In our modern interconnected world, no technology lives in a vacuum. This holds true for the cars we drive, the phones that we use, and the robots that power our factories. By opening products up to the power of the masses, companies realize the potential in their products that they themselves never could have dreamed of.
The North hall of the McCormick Place in Chicago, Illinois, USA brimmed with thousands of attendees during the week of April 8-11, 2019. North America’s largest trade show in the automation industry; The Automate Show, welcomed exhibitors displaying jaw-dropping booth displays from musical instruments played by cobots to...
As one of the largest trade shows in the world, featuring 6,500 exhibitors and more than 215,000 visitors, Hannover Messe definitely stands for superlatives. Year after year, one of the highlights of the industry's leading trade fair with international relevance is German Chancellor Angela Merkel tour of the massive expo floor.
14. February 2019 /
by Sofia Nordenstam
AMG Anaheim Expo and Conference, one of the largest automation shows on the west coast of the United States took place last week February 5-7, 2019 at the Anaheim Convention Center. The expo and conference drew several hundred exhibitors from across the globe representing 5 different events: MD; M West, West Pack, ATX West...

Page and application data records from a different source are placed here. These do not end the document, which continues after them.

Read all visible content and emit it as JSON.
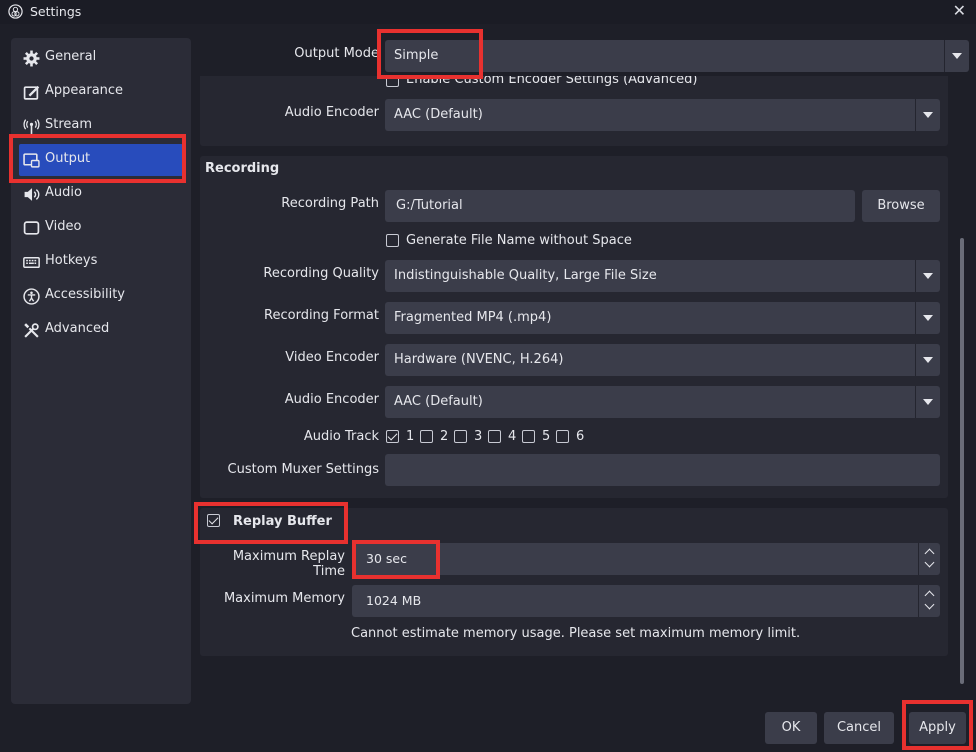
{
  "window": {
    "title": "Settings",
    "close_glyph": "✕"
  },
  "sidebar": {
    "items": [
      {
        "label": "General",
        "icon": "gear-icon"
      },
      {
        "label": "Appearance",
        "icon": "appearance-icon"
      },
      {
        "label": "Stream",
        "icon": "antenna-icon"
      },
      {
        "label": "Output",
        "icon": "output-icon"
      },
      {
        "label": "Audio",
        "icon": "speaker-icon"
      },
      {
        "label": "Video",
        "icon": "monitor-icon"
      },
      {
        "label": "Hotkeys",
        "icon": "keyboard-icon"
      },
      {
        "label": "Accessibility",
        "icon": "accessibility-icon"
      },
      {
        "label": "Advanced",
        "icon": "tools-icon"
      }
    ],
    "active": "Output"
  },
  "output_mode": {
    "label": "Output Mode",
    "value": "Simple"
  },
  "streaming": {
    "enable_custom_encoder_label": "Enable Custom Encoder Settings (Advanced)",
    "audio_encoder_label": "Audio Encoder",
    "audio_encoder_value": "AAC (Default)"
  },
  "recording": {
    "title": "Recording",
    "path_label": "Recording Path",
    "path_value": "G:/Tutorial",
    "browse_label": "Browse",
    "no_space_label": "Generate File Name without Space",
    "quality_label": "Recording Quality",
    "quality_value": "Indistinguishable Quality, Large File Size",
    "format_label": "Recording Format",
    "format_value": "Fragmented MP4 (.mp4)",
    "video_encoder_label": "Video Encoder",
    "video_encoder_value": "Hardware (NVENC, H.264)",
    "audio_encoder_label": "Audio Encoder",
    "audio_encoder_value": "AAC (Default)",
    "audio_track_label": "Audio Track",
    "tracks": [
      {
        "label": "1",
        "checked": true
      },
      {
        "label": "2",
        "checked": false
      },
      {
        "label": "3",
        "checked": false
      },
      {
        "label": "4",
        "checked": false
      },
      {
        "label": "5",
        "checked": false
      },
      {
        "label": "6",
        "checked": false
      }
    ],
    "muxer_label": "Custom Muxer Settings",
    "muxer_value": ""
  },
  "replay_buffer": {
    "title": "Replay Buffer",
    "enabled": true,
    "max_time_label": "Maximum Replay Time",
    "max_time_value": "30 sec",
    "max_memory_label": "Maximum Memory",
    "max_memory_value": "1024 MB",
    "memory_note": "Cannot estimate memory usage. Please set maximum memory limit."
  },
  "footer": {
    "ok_label": "OK",
    "cancel_label": "Cancel",
    "apply_label": "Apply"
  },
  "colors": {
    "highlight": "#e8312f",
    "accent": "#284cbc",
    "background": "#1e1f28"
  }
}
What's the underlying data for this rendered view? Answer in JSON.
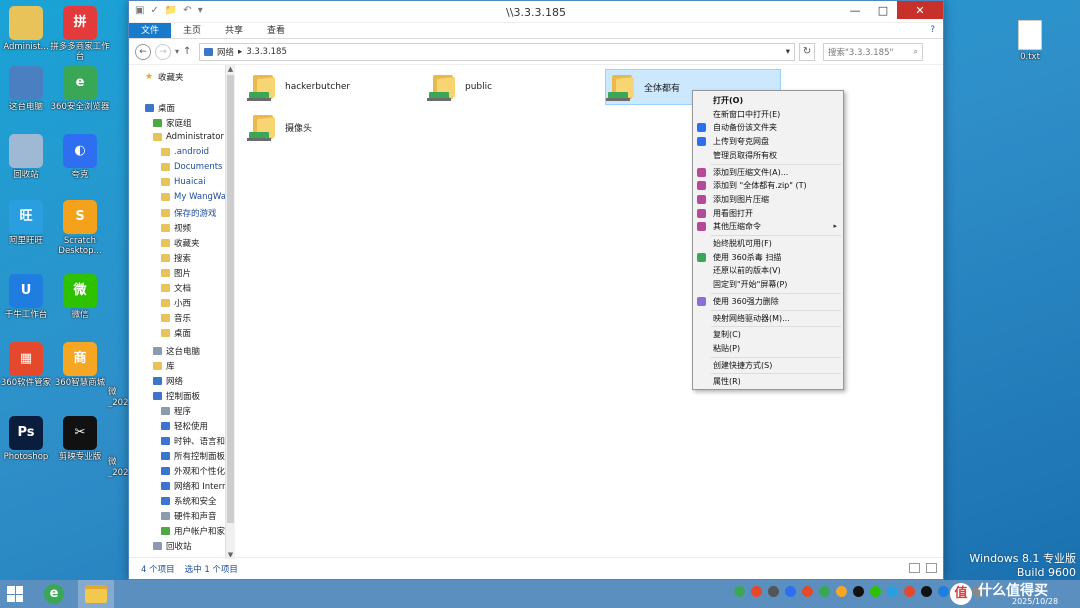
{
  "desktop": {
    "icons": [
      {
        "label": "Administ...",
        "icon": "user-folder-icon",
        "color": "#e8c35a",
        "glyph": ""
      },
      {
        "label": "拼多多商家工作台",
        "icon": "pinduoduo-icon",
        "color": "#e33b3b",
        "glyph": "拼"
      },
      {
        "label": "这台电脑",
        "icon": "computer-icon",
        "color": "#4a7fc1",
        "glyph": ""
      },
      {
        "label": "360安全浏览器",
        "icon": "360-browser-icon",
        "color": "#3aa757",
        "glyph": "e"
      },
      {
        "label": "回收站",
        "icon": "recycle-bin-icon",
        "color": "#9fb8d4",
        "glyph": ""
      },
      {
        "label": "夸克",
        "icon": "quark-icon",
        "color": "#2d6ff0",
        "glyph": "◐"
      },
      {
        "label": "阿里旺旺",
        "icon": "aliwangwang-icon",
        "color": "#2a9fe0",
        "glyph": "旺"
      },
      {
        "label": "Scratch Desktop...",
        "icon": "scratch-icon",
        "color": "#f4a21b",
        "glyph": "S"
      },
      {
        "label": "千牛工作台",
        "icon": "qianniu-icon",
        "color": "#1f7de0",
        "glyph": "U"
      },
      {
        "label": "微信",
        "icon": "wechat-icon",
        "color": "#2dc100",
        "glyph": "微"
      },
      {
        "label": "360软件管家",
        "icon": "360-software-icon",
        "color": "#e5492d",
        "glyph": "▦"
      },
      {
        "label": "360智慧商城",
        "icon": "360-mall-icon",
        "color": "#f5a623",
        "glyph": "商"
      },
      {
        "label": "Photoshop",
        "icon": "photoshop-icon",
        "color": "#0b1d3d",
        "glyph": "Ps"
      },
      {
        "label": "剪映专业版",
        "icon": "capcut-icon",
        "color": "#111111",
        "glyph": "✂"
      }
    ],
    "partial_labels": [
      "微",
      "_202",
      "微",
      "_202"
    ],
    "txt_file_label": "0.txt"
  },
  "window": {
    "title": "\\\\3.3.3.185",
    "quick_access": [
      "▣",
      "✓",
      "📁",
      "↶",
      "▾"
    ],
    "controls": {
      "minimize": "—",
      "maximize": "□",
      "close": "✕"
    },
    "ribbon_tabs": [
      "文件",
      "主页",
      "共享",
      "查看"
    ],
    "help": "?",
    "nav": {
      "back": "←",
      "forward": "→",
      "recent": "▾",
      "up": "↑"
    },
    "address": {
      "crumbs": [
        "网络",
        "3.3.3.185"
      ],
      "separator": "▸",
      "dropdown": "▾",
      "refresh": "↻"
    },
    "search": {
      "placeholder": "搜索\"3.3.3.185\"",
      "icon": "⌕"
    },
    "nav_pane": [
      {
        "label": "收藏夹",
        "icon": "star",
        "indent": 0
      },
      {
        "label": "桌面",
        "icon": "blue",
        "indent": 0
      },
      {
        "label": "家庭组",
        "icon": "green",
        "indent": 1
      },
      {
        "label": "Administrator",
        "icon": "folder",
        "indent": 1
      },
      {
        "label": ".android",
        "icon": "folder",
        "indent": 2
      },
      {
        "label": "Documents",
        "icon": "folder",
        "indent": 2
      },
      {
        "label": "Huaicai",
        "icon": "folder",
        "indent": 2
      },
      {
        "label": "My WangWa",
        "icon": "folder",
        "indent": 2
      },
      {
        "label": "保存的游戏",
        "icon": "folder",
        "indent": 2
      },
      {
        "label": "视频",
        "icon": "folder",
        "indent": 2
      },
      {
        "label": "收藏夹",
        "icon": "folder",
        "indent": 2
      },
      {
        "label": "搜索",
        "icon": "folder",
        "indent": 2
      },
      {
        "label": "图片",
        "icon": "folder",
        "indent": 2
      },
      {
        "label": "文档",
        "icon": "folder",
        "indent": 2
      },
      {
        "label": "小西",
        "icon": "folder",
        "indent": 2
      },
      {
        "label": "音乐",
        "icon": "folder",
        "indent": 2
      },
      {
        "label": "桌面",
        "icon": "folder",
        "indent": 2
      },
      {
        "label": "这台电脑",
        "icon": "grey",
        "indent": 1
      },
      {
        "label": "库",
        "icon": "folder",
        "indent": 1
      },
      {
        "label": "网络",
        "icon": "blue",
        "indent": 1
      },
      {
        "label": "控制面板",
        "icon": "blue",
        "indent": 1
      },
      {
        "label": "程序",
        "icon": "grey",
        "indent": 2
      },
      {
        "label": "轻松使用",
        "icon": "blue",
        "indent": 2
      },
      {
        "label": "时钟、语言和区",
        "icon": "blue",
        "indent": 2
      },
      {
        "label": "所有控制面板项",
        "icon": "blue",
        "indent": 2
      },
      {
        "label": "外观和个性化",
        "icon": "blue",
        "indent": 2
      },
      {
        "label": "网络和 Intern",
        "icon": "blue",
        "indent": 2
      },
      {
        "label": "系统和安全",
        "icon": "blue",
        "indent": 2
      },
      {
        "label": "硬件和声音",
        "icon": "grey",
        "indent": 2
      },
      {
        "label": "用户帐户和家庭",
        "icon": "green",
        "indent": 2
      },
      {
        "label": "回收站",
        "icon": "grey",
        "indent": 1
      }
    ],
    "folders": [
      {
        "name": "hackerbutcher",
        "selected": false
      },
      {
        "name": "public",
        "selected": false
      },
      {
        "name": "全体都有",
        "selected": true
      },
      {
        "name": "摄像头",
        "selected": false
      }
    ],
    "status": {
      "count": "4 个项目",
      "selection": "选中 1 个项目"
    }
  },
  "context_menu": [
    {
      "label": "打开(O)",
      "bold": true
    },
    {
      "label": "在新窗口中打开(E)"
    },
    {
      "label": "自动备份该文件夹",
      "icon_color": "#2d6ff0"
    },
    {
      "label": "上传到夸克网盘",
      "icon_color": "#2d6ff0"
    },
    {
      "label": "管理员取得所有权"
    },
    {
      "sep": true
    },
    {
      "label": "添加到压缩文件(A)...",
      "icon_color": "#b54a9b"
    },
    {
      "label": "添加到 \"全体都有.zip\" (T)",
      "icon_color": "#b54a9b"
    },
    {
      "label": "添加到图片压缩",
      "icon_color": "#b54a9b"
    },
    {
      "label": "用看图打开",
      "icon_color": "#b54a9b"
    },
    {
      "label": "其他压缩命令",
      "icon_color": "#b54a9b",
      "arrow": "▸"
    },
    {
      "sep": true
    },
    {
      "label": "始终脱机可用(F)"
    },
    {
      "label": "使用 360杀毒 扫描",
      "icon_color": "#3aa757"
    },
    {
      "label": "还原以前的版本(V)"
    },
    {
      "label": "固定到\"开始\"屏幕(P)"
    },
    {
      "sep": true
    },
    {
      "label": "使用 360强力删除",
      "icon_color": "#8a6fd8"
    },
    {
      "sep": true
    },
    {
      "label": "映射网络驱动器(M)..."
    },
    {
      "sep": true
    },
    {
      "label": "复制(C)"
    },
    {
      "label": "粘贴(P)"
    },
    {
      "sep": true
    },
    {
      "label": "创建快捷方式(S)"
    },
    {
      "sep": true
    },
    {
      "label": "属性(R)"
    }
  ],
  "taskbar": {
    "apps": [
      "360-browser-icon",
      "file-explorer-icon"
    ],
    "tray_colors": [
      "#3aa757",
      "#e5492d",
      "#555555",
      "#2d6ff0",
      "#e5492d",
      "#3aa757",
      "#f5a623",
      "#111111",
      "#2dc100",
      "#2a9fe0",
      "#e5492d",
      "#111111",
      "#1f7de0",
      "#3aa757",
      "#888888"
    ],
    "date": "2025/10/28"
  },
  "watermark": {
    "edition": "Windows 8.1 专业版",
    "build": "Build 9600",
    "site": "什么值得买",
    "site_logo": "值"
  }
}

Have you ever considered the wonder that is the human hand? The bones, muscles, and sinew that make up our elegantly designed hands allow us to pick, place, and position objects of all shapes and sizes without even thinking about the action. In many ways, it is the uniqueness of the human hand that has sorely limited the...
The French interactive design agency Nokinomo has given birth to Myro, the fun-loving robot. A successful candidate of the Innov'Up Proto call for projects launched by the Ile de France County Council, Myro made a splash at its first major appearance in June 2017 at La Villette's Grande Halle in Paris. The unique anatomy of...

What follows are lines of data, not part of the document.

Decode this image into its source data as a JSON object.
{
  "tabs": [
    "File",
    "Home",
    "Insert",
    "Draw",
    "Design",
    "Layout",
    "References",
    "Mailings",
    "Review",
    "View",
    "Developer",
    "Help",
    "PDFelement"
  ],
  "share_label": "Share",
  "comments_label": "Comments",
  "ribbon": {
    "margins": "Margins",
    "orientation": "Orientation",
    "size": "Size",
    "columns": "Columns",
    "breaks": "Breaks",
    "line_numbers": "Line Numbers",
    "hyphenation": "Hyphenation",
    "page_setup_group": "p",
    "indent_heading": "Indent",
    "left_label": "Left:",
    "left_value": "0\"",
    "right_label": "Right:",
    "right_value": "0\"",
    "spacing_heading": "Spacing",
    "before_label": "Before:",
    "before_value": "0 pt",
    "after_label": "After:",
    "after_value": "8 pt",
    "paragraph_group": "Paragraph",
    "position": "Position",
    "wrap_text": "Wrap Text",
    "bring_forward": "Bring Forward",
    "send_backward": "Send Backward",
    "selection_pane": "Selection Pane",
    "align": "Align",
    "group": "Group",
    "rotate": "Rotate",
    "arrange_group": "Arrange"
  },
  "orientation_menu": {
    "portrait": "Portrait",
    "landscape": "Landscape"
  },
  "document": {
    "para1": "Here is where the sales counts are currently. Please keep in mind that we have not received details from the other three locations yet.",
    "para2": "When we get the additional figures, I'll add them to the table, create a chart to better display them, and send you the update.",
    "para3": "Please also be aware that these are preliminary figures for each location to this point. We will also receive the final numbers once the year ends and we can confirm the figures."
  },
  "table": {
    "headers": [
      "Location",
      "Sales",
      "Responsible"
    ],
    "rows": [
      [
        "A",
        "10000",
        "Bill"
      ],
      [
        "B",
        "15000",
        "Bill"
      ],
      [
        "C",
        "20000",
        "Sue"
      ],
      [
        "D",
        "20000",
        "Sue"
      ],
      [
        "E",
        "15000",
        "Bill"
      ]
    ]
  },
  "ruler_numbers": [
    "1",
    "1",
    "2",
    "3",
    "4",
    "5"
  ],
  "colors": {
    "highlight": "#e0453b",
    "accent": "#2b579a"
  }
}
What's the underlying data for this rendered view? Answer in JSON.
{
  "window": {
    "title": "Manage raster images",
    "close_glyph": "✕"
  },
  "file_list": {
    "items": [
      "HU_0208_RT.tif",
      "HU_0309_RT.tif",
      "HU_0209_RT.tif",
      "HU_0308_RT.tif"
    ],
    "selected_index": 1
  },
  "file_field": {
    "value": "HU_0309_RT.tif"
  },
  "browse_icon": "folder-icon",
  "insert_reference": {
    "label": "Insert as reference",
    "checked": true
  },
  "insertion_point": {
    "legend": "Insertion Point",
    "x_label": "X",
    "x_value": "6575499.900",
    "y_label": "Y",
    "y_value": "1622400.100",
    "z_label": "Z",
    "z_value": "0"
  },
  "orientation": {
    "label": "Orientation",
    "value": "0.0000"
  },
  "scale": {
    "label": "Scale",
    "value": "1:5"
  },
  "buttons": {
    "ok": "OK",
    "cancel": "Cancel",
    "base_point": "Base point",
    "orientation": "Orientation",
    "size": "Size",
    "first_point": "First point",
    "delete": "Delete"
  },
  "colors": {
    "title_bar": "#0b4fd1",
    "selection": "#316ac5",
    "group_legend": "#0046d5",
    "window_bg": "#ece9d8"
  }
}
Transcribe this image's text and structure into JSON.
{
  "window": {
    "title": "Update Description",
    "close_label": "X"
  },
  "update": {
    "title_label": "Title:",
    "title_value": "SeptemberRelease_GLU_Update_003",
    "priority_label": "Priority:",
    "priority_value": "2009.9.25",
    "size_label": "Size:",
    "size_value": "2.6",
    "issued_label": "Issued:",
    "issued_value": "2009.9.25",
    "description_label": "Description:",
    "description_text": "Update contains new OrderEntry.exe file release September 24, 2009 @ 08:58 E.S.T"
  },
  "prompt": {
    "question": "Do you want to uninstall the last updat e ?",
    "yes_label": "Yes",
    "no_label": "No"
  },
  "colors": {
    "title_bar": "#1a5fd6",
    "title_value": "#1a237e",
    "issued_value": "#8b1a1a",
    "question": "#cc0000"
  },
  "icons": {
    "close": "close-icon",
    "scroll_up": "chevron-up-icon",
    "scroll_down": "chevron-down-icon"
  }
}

Collaborative robots or “cobots” are a new class of robots that are bridging the gap between fully manual assembly and fully automated manufacturing lines. This has become a critical competitive advantage for small and mid-sized specialty medical device manufacturers and is helping to fill automation gaps for larger OEMs.
Robotiq completes its Adaptive Grippers offering with Hand-E; the first UR+ certified electric gripper ready for the e-Series, the new cobot line from Universal Robots. Hand-E’s high accuracy combined with a 50mm parallel stroke makes it perfect for precision assembly tasks. Its sealed design ensures reliability in the...

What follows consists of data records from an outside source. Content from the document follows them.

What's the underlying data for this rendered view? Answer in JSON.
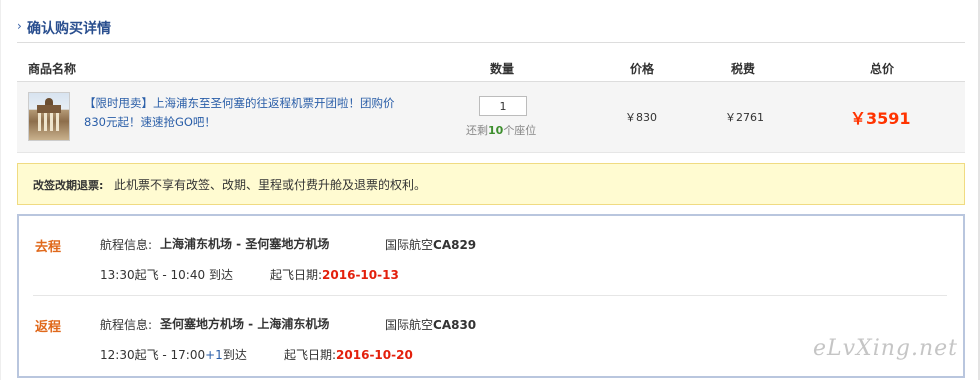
{
  "header": {
    "title": "确认购买详情"
  },
  "columns": {
    "product": "商品名称",
    "quantity": "数量",
    "price": "价格",
    "tax": "税费",
    "total": "总价"
  },
  "item": {
    "title": "【限时甩卖】上海浦东至圣何塞的往返程机票开团啦！团购价830元起！速速抢GO吧！",
    "quantity": "1",
    "remain_prefix": "还剩",
    "remain_count": "10",
    "remain_suffix": "个座位",
    "price": "￥830",
    "tax": "￥2761",
    "total": "￥3591"
  },
  "notice": {
    "label": "改签改期退票:",
    "text": "此机票不享有改签、改期、里程或付费升舱及退票的权利。"
  },
  "flights": {
    "outbound": {
      "label": "去程",
      "route_label": "航程信息:",
      "route": "上海浦东机场 - 圣何塞地方机场",
      "airline": "国际航空",
      "flight_no": "CA829",
      "depart": "13:30起飞 - 10:40 到达",
      "date_label": "起飞日期:",
      "date": "2016-10-13"
    },
    "return": {
      "label": "返程",
      "route_label": "航程信息:",
      "route": "圣何塞地方机场 - 上海浦东机场",
      "airline": "国际航空",
      "flight_no": "CA830",
      "depart": "12:30起飞 - 17:00",
      "plus_day": "+1",
      "arrive_suffix": "到达",
      "date_label": "起飞日期:",
      "date": "2016-10-20"
    }
  },
  "watermark": "eLvXing.net",
  "colors": {
    "accent_blue": "#2a4f8f",
    "total_red": "#ff3300",
    "leg_orange": "#e0691c",
    "date_red": "#e3200c"
  }
}
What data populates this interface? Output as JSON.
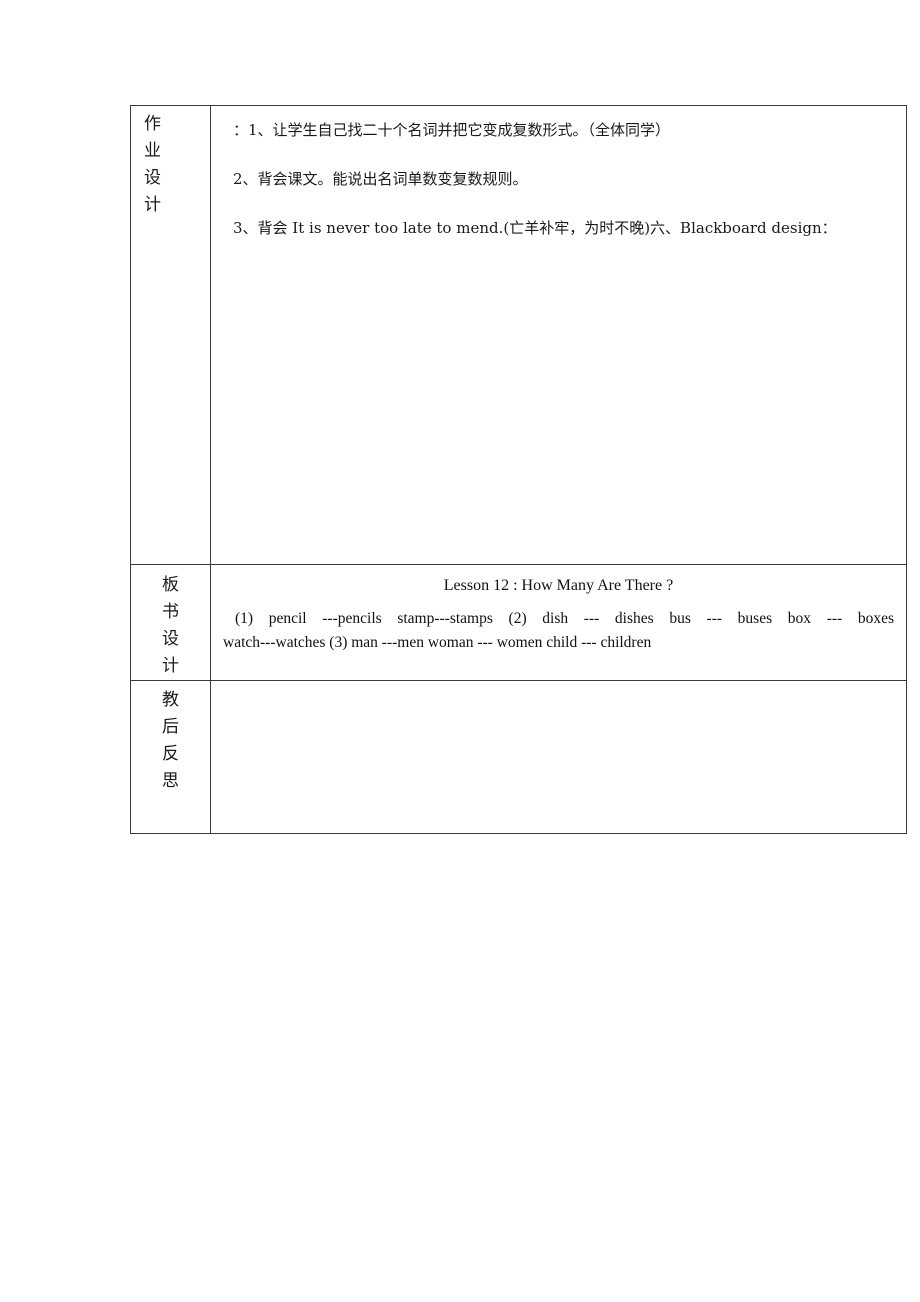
{
  "document": {
    "type": "lesson-plan-table",
    "rows": [
      {
        "label_chars": [
          "作",
          "业",
          "设",
          "计"
        ],
        "label_text": "作业设计",
        "lines": [
          "：1、让学生自己找二十个名词并把它变成复数形式。（全体同学）",
          "2、背会课文。能说出名词单数变复数规则。",
          "3、背会 It is never too late to mend.(亡羊补牢，为时不晚)六、Blackboard design："
        ]
      },
      {
        "label_chars": [
          "板",
          "书",
          "设",
          "计"
        ],
        "label_text": "板书设计",
        "title": "Lesson 12 : How Many Are There ?",
        "lines": [
          "(1)  pencil  ---pencils   stamp---stamps  (2)  dish  ---  dishes  bus  ---  buses    box  ---  boxes",
          "watch---watches  (3) man ---men woman --- women child --- children"
        ]
      },
      {
        "label_chars": [
          "教",
          "后",
          "反",
          "思"
        ],
        "label_text": "教后反思",
        "lines": []
      }
    ]
  },
  "style": {
    "border_color": "#3a3a3a",
    "text_color": "#1a1a1a",
    "background": "#ffffff"
  }
}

As CTO and co-founder of Universal Robots, Esben Østergaard, pulled away the black fabric covering the new e-Series cobot at last week’s Automatica fair in Munich, it not only introduced the world to a new collaborative robot line that enables faster development for a wider variety of applications. It also marked the...
As German Federal Chancellor Angela Merkel and Mexican President Peña Nieto visited booths at the Hannover Messe, they echoed the now predominant tone at the world’s largest industrial fair; when asked to greet a robot - instead of a formal handshake - both went for the casual fist bump, a symbol for the interaction of humans.
It is not all about the future: It’s all about reality. Discussions about whether industry 4.0 is a vision for the future have ebbed away. Everyone agrees that it has long since become a reality – At least in theory. Lots of small and medium-sized enterprises are yet to implement automation. At UR we believe that companies...
The world is not accurate. Humans can handle this. Traditionally, robots require absolute accuracy. In many cases, force/torque sensors can counter this automation challenge; When you mount a sophisticated sensor to a collaborative robot arm, you add a sense of touch. You mimic the human skin and its ability to perceive...